#36: Easy Money by Jens Lapidus

Three criminals--a middle-class youth who enters the world of high-rollers through selling coke, a young Latin man who escapes from prison after being framed in a drug bust, and a Yugoslavian mob enforcer trying to keep custody of his daughter--cross and re-cross each other's paths in the Stockholm underworld in Jens Lapidus' Easy Money.

I have found a taste for Scandinavian mysteries, but this one reads like straight-up George Pelecanos, a hip, gritty urban thriller.  Lapidus' energetic sketches of Swedish life from the indolent jet-setters on down to the immigrant taxi drivers showed me a side of that country I had not seen in other writers from Scandinavia.

For better or worse, Lapidus dispatches with a lot of the gloom common to these mysteries and writes a very American-style thriller that is the equal to his U.S. counterparts.  How the disparate storylines dovetail in a cold-blooded finale is especially admirable.

For those fishing around for something new after finishing Stieg Larsson's Millennium Trilogy would do well by digging this one out. Recommended.

Thursday, October 18, 2012

#35: The Drawing of the Three by Stephen King

Roland the Gunslinger finds two unlikely companions--a drug addict and a schizophrenic paraplegic--in his quest to hunt the Dark Tower in Stephen King's second book in the series, The Drawing of the Three.

Stephen King's dark fantasy series The Dark Tower has attracted a lot of readers over the years, but after I tried the first volume, The Gunslinger, I wasn't particularly compelled to keep reading.  I thought I would give it another go after finding it on audio book at the Morrisson-Reeves Public Library in Richmond, Indiana.

The Drawing of the Three is a big novel in which it seems the overall Dark Tower storyline only inches ahead a fraction.  In my mind, a more detailed description of the plot wouldn't include much more than what I wrote in the first sentence.  I wonder if it is a transitional novel between the first book, which almost could stand alone, and the rest of the series.

But, like a lot of King's work, it is readable enough, and certainly has its fans.  There was enough interesting writing that I will probably look for the third volume at a later date.

Wednesday, October 17, 2012

#34: Draw Down the Lightning by Ben Bridges

Gun-for-hire O'Brien gets involved with a fiery ranch widow (is there any other kind?) and a heap of varmints angling for her herd in Ben Bridges' brawny western Draw Down the Lightning.

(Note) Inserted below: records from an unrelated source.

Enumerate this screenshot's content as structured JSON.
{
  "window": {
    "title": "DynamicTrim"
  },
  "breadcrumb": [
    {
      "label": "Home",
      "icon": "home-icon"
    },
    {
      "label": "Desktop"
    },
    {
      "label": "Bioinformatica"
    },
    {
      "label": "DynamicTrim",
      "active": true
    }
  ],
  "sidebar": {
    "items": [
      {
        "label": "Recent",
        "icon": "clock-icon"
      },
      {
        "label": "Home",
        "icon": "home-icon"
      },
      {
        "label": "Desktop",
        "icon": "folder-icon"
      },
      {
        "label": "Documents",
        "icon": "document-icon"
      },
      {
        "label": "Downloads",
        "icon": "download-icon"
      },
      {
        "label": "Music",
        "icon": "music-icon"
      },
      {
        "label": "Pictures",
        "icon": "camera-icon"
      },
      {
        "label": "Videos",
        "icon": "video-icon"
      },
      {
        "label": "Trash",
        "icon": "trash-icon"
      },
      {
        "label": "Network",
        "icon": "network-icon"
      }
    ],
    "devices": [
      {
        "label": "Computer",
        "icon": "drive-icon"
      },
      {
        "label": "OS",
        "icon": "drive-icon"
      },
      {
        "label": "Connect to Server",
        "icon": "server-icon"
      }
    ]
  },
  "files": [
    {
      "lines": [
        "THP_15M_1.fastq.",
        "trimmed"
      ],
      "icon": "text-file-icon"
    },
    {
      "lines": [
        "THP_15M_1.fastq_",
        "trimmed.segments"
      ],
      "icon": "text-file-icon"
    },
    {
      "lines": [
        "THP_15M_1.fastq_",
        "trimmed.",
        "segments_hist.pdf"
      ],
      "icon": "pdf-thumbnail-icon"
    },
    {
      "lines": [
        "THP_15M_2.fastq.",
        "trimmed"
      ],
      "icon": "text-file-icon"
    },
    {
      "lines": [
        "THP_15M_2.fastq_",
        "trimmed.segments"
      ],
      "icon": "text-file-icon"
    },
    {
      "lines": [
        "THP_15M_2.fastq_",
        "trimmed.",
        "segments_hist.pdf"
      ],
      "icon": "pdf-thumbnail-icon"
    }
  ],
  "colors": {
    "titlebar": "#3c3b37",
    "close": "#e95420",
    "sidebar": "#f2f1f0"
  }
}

Bridges is a contemporary scribe from a group of British writers who favor American Westerns (collectively called The Piccadilly Cowboys), who can trace their roots back to George G. Gilman and others.

Amazon is constantly suggesting I buy one of Bridges' novels for my beloved Kindle, so I selected this one based on the title alone (Bridges seems to be re-issuing his work and the work of others for ebook at a rapid rate, so there were plenty to choose from).  I found it to be a solid, enjoyable Western with plenty of action and some unique storytelling elements (including the breeding of the widow's herd).

I would definitely look for more work from Ben Bridges and his British counterparts.

Wednesday, October 10, 2012

#33: Bay Prowler by Mike Barry

Wulff is an ex-cop and former Vietnam vet driven over the edge when his girlfriend is killed by drug dealers; now his one-man war against the drug trade takes him to San Francisco in Mike Barry's Bay Prowler.

Barry (actually author Barry Malzberg) wrote a big chunk of these Lone Wolf Men's Adventure novels at a blistering pace in the 1970s.

This follow-up to Night Raider misses the decaying New York setting brought so vividly to life in the first novel but benefits from introducing a young girl, in the clutches of addiction, who (mistakenly) sees Wulff as an avenging angel.  A slam-bang ending on a burning ship is also a highlight.

Although not as strong as the first novel, Bay Prowler is pretty grim and gritty, and interested me enough to download the third volume from Prologue Books for my beloved Kindle.